Costs slashed

At Broomfield, the audit has picked out two main areas where electricity cost can be slashed. On the colleges 40-cow organic unit running cost for the ageing ice-bank milk storage tank, which has no control switch or plate cooler, is 16.3p/100 litres of milk or £359 a year.

FEC figures suggest milk cooling costs at the organic unit can be slashed to just £140 a year for an ice bank tank and plate cooler, using night-time electricity. "The annual saving of £219 would help pay for the reinvestment," says Mr Bettany.

At the neighbouring 100-cow conventionally managed herd, annual running costs for the modern direct expansion tank, fitted with a plate cooler, are £379 a year; a difference of £20 over the organic units existing tank, yet it cools three times more milk.

Another area of potential cost cutting is water heating. Installing a 225-litre (50gal) spray-foam insulated hot water tank run on night-time electricity would cost £200 a year to run, saving £800 annually on the old water tank.

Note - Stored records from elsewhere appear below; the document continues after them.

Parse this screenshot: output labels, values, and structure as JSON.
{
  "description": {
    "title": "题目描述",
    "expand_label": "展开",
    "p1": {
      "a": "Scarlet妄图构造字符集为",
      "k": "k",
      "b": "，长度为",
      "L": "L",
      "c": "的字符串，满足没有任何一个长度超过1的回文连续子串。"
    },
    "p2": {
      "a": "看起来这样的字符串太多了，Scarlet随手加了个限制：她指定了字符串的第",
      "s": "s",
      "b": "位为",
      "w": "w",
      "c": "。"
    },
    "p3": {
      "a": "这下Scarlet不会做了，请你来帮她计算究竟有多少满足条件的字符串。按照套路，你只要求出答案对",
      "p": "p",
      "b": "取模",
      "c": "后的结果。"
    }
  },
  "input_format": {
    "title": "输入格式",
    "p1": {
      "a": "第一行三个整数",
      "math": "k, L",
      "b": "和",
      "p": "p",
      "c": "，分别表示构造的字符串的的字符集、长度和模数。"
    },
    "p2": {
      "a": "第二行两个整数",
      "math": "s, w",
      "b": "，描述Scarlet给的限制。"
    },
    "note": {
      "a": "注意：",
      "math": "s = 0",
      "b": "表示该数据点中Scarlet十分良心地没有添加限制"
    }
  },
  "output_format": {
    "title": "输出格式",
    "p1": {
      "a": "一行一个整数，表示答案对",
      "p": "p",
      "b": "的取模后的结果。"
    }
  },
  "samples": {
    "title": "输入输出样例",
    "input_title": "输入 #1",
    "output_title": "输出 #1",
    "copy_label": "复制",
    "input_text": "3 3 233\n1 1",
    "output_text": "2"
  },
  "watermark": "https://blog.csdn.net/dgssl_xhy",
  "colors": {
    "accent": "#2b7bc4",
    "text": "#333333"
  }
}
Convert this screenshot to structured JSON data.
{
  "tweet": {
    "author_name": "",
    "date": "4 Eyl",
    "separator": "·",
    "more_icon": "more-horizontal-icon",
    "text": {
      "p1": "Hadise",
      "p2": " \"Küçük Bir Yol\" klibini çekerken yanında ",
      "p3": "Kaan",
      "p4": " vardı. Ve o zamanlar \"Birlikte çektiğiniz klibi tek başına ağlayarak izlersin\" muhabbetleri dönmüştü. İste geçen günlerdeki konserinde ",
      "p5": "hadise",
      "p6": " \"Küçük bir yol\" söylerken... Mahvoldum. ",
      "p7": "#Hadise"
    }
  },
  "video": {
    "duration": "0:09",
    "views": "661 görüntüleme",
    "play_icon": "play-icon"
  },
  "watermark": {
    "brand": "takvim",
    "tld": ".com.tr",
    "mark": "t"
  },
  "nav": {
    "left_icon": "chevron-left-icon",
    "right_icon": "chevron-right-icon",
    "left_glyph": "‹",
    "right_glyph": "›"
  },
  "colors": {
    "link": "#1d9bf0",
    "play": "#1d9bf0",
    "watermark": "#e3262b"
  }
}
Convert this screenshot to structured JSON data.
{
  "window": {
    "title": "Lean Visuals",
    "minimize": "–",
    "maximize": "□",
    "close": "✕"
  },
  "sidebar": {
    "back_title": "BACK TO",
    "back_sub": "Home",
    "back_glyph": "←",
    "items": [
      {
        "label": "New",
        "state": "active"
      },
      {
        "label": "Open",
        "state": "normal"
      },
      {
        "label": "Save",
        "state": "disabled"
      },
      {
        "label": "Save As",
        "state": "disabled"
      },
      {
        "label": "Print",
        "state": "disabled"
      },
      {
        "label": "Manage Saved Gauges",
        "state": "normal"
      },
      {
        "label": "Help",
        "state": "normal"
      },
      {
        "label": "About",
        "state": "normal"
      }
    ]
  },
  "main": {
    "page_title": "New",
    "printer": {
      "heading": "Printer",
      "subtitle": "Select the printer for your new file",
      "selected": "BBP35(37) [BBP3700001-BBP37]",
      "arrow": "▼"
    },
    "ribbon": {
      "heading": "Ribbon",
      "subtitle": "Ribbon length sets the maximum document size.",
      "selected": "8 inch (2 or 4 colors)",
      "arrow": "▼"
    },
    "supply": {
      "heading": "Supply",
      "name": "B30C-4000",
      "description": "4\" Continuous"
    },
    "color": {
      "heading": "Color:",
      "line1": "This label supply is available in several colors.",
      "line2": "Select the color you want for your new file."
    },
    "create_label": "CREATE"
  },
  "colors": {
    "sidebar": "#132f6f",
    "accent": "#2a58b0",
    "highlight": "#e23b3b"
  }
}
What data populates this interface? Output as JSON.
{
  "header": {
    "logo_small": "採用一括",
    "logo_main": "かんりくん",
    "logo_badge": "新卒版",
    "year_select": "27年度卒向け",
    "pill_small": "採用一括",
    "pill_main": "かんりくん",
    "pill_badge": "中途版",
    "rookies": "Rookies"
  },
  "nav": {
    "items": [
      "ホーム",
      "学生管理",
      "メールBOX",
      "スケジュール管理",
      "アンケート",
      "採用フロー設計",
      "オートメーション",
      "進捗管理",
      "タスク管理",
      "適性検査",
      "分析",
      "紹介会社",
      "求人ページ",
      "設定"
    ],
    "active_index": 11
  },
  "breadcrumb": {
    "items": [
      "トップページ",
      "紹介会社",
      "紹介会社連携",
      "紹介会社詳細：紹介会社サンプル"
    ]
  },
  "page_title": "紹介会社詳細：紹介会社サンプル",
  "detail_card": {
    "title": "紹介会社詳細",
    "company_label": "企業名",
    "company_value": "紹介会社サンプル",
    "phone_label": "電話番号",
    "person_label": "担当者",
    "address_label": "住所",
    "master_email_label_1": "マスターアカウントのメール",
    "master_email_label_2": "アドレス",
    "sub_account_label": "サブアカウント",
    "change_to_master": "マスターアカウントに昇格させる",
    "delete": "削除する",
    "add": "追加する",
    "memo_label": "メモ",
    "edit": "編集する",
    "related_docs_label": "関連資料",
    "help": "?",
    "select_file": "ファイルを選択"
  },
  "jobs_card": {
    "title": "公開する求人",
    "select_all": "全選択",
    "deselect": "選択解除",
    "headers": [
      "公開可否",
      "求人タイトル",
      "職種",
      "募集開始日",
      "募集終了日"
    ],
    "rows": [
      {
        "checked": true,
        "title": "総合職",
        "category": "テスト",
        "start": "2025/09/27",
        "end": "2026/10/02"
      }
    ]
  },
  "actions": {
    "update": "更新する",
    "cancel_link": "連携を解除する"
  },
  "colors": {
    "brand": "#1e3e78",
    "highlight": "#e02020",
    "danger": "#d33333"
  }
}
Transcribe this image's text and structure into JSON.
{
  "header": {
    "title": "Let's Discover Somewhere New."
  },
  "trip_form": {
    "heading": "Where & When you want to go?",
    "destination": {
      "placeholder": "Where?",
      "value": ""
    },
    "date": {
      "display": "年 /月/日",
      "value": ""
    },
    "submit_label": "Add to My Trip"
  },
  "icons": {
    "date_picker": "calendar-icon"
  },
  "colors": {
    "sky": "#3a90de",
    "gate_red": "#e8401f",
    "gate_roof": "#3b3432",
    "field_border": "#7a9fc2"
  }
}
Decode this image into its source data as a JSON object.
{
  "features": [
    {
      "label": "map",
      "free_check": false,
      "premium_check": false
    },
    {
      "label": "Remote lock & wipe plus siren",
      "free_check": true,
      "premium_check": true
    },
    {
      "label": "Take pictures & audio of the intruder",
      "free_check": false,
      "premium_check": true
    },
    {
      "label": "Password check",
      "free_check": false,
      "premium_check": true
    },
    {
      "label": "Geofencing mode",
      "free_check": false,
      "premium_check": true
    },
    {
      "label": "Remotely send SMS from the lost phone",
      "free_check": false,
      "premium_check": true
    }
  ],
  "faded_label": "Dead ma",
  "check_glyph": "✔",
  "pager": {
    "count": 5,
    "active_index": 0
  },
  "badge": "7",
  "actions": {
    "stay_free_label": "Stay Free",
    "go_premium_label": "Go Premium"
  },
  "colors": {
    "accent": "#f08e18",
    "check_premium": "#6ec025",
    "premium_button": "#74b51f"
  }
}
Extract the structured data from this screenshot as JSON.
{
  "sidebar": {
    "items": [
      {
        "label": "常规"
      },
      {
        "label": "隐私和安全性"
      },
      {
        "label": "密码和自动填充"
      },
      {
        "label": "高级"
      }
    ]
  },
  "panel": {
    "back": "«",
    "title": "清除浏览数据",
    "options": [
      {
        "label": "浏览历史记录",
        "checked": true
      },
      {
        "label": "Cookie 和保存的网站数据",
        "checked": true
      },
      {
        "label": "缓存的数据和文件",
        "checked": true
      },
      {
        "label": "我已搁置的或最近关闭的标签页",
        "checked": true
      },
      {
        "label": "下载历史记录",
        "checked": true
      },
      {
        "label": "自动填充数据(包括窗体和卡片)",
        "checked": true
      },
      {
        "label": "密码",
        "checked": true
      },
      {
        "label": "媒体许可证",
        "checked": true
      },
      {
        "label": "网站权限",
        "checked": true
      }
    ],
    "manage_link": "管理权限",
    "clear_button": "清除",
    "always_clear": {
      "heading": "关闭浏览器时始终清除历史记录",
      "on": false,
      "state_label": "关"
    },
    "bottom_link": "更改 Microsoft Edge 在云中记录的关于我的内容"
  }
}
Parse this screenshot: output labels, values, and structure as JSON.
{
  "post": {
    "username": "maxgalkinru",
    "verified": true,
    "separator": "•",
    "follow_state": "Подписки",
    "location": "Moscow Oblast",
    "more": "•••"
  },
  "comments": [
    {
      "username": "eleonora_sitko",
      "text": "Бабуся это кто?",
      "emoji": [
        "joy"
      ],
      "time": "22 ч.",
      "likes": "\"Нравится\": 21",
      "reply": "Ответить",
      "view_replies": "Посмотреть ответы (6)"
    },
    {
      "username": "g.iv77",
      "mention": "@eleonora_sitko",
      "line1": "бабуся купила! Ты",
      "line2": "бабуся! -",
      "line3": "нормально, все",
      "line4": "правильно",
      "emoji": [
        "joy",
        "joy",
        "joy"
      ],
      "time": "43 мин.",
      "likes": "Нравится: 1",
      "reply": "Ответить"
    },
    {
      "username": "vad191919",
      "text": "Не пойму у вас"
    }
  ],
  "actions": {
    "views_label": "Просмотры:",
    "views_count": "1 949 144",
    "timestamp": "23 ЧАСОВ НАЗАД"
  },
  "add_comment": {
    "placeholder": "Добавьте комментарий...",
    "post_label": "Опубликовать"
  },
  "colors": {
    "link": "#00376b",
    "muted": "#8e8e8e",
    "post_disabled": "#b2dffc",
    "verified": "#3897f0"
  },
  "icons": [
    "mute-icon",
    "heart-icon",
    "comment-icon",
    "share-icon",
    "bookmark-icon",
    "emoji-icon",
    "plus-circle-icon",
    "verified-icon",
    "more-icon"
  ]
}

"Where producers want two hot washes a day, it pays to install and run a second identical tank. This requires only a short heat boost in the afternoon – rather than a complete reheat where a single tank was to be refilled – and gives an annual saving about £350," says Mr Bettany.

Other areas, such as lighting, need little improvement at Broomfield although Mr Bettany would like a maintenance plan to be introduced so all electrical equipment is serviced or repaired regularly. As the audit can be updated annually, FEC encourages producers to prioritise improvements and these can be reviewed year on year.

But was the effort of completing the audit worthwhile? Mr Corker thinks so: "We now know where variable costs can be cut. I also think that milk buyers are becoming more interested in energy use for environmental reasons, although its unlikely to add anything to milk price." &#42

DAIRYENERGYAUDIT

&#8226 Costs £70 with FEC reference books.

&#8226 Telephone back-up given by FEC.

&#8226 Annual renewal charge of £40.

Regular maintenance for lights needs to be put on the action plan, Steve Bettany (right) tells Broomfield Colleges Nick Corker.